They claimed that another army would only clog the overburdened railroad system, American soldiers would not be needed. House wrote Wilson on March 19 that his friends in the French and British governments did not look with favor on the prospect of America building a large army but wanted to recruit U.S. volunteers directly into their own armies. House argued that the U.S. should constitute itself as a vast reservoir for the Allies. Although he claimed that it was their idea, it was his own, and he opposed the creation of an independent AEF.34
Ambassador Page in England found British leaders as divided as their French colleagues over the idea of an American army coming to France. He noted that there was a minority in England that did not want any American involvement at all but that most British leaders wanted U.S. naval assistance and financial credit. Some generals wanted an AEF, no matter how small, to raise Allied morale. Contemporary British Cabinet documents now available confirm Page's analysis. British leaders wanted some kind of American commitment, argued about priorities, deprecated the effectiveness of U.S. troops, and doubted that they could arrive in time to change the outcome of the war. While Americans debated sending few or many troops to Europe, Franco-British leaders seemed to be debating whether to accept few or none.35

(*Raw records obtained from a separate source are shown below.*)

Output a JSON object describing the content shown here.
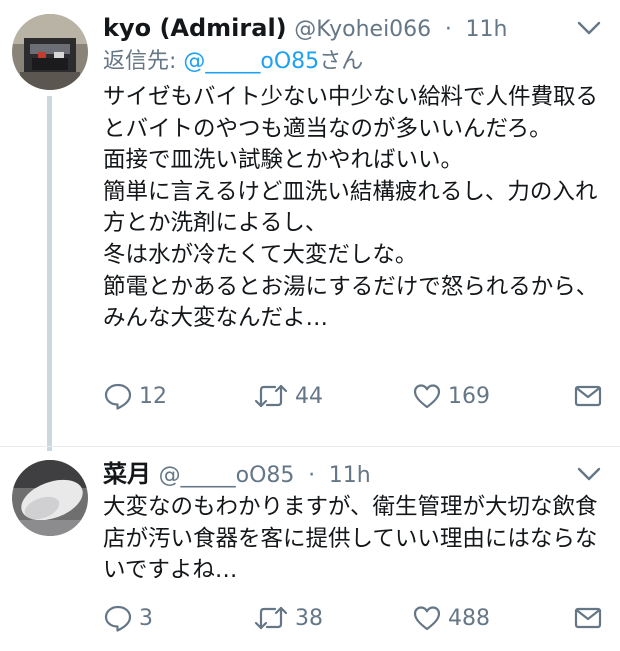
{
  "tweets": [
    {
      "display_name": "kyo (Admiral)",
      "handle": "@Kyohei066",
      "separator": "·",
      "time": "11h",
      "reply_prefix": "返信先: ",
      "reply_mention": "@_____oO85",
      "reply_suffix": "さん",
      "text": "サイゼもバイト少ない中少ない給料で人件費取るとバイトのやつも適当なのが多いいんだろ。\n面接で皿洗い試験とかやればいい。\n簡単に言えるけど皿洗い結構疲れるし、力の入れ方とか洗剤によるし、\n冬は水が冷たくて大変だしな。\n節電とかあるとお湯にするだけで怒られるから、みんな大変なんだよ…",
      "replies": "12",
      "retweets": "44",
      "likes": "169",
      "icons": {
        "reply": "reply-icon",
        "retweet": "retweet-icon",
        "like": "heart-icon",
        "dm": "envelope-icon",
        "caret": "chevron-down-icon"
      }
    },
    {
      "display_name": "菜月",
      "handle": "@_____oO85",
      "separator": "·",
      "time": "11h",
      "text": "大変なのもわかりますが、衛生管理が大切な飲食店が汚い食器を客に提供していい理由にはならないですよね…",
      "replies": "3",
      "retweets": "38",
      "likes": "488",
      "icons": {
        "reply": "reply-icon",
        "retweet": "retweet-icon",
        "like": "heart-icon",
        "dm": "envelope-icon",
        "caret": "chevron-down-icon"
      }
    }
  ],
  "colors": {
    "text": "#14171a",
    "secondary": "#657786",
    "link": "#1da1f2",
    "thread_line": "#ccd6dd",
    "divider": "#e6ecf0"
  }
}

In a curious way, Franco-British opinion of American military capabilities seemed to validate German strategic assumptions. When German admirals and generals prevailed on the kaiser to resume the submarine campaign back in January, they had all agreed that American entry would not alter the balance of forces and that U.S. troops would never set foot in Europe.36 Unfortunately for all the military experts, European and American, who concurred that America could not intervene effectively in the war, one man disagreed. President Woodrow Wilson was determined to send an AEF to Europe.